TASK BRIEF
Scanning the entries below, copy every line that contains the word "title".

*** DATASET RECORDS Section Begins ***

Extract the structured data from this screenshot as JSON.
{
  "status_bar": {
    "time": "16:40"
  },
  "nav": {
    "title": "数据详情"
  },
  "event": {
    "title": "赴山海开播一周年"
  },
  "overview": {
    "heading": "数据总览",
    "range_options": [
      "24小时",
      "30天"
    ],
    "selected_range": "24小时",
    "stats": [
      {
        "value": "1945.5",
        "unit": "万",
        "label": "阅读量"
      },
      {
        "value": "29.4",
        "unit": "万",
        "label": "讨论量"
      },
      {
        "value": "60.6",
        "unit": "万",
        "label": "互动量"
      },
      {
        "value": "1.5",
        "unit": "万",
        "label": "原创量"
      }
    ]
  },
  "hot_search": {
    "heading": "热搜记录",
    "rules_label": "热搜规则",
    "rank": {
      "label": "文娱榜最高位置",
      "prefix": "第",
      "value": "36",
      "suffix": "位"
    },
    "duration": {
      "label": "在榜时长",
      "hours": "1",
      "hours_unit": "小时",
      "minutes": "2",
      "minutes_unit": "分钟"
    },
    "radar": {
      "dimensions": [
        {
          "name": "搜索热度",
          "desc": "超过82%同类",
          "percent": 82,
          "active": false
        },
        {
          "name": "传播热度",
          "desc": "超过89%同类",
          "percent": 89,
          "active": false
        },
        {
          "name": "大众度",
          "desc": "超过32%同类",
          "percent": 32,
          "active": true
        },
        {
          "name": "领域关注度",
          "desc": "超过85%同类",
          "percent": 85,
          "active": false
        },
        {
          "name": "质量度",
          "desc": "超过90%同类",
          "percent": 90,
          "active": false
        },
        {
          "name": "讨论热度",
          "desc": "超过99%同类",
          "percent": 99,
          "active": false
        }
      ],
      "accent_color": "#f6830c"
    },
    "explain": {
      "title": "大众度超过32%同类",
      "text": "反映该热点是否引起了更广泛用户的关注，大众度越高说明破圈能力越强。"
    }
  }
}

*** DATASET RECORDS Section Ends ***

FINAL ANSWER
    "title": "数据详情"
    "title": "赴山海开播一周年"
      "title": "大众度超过32%同类",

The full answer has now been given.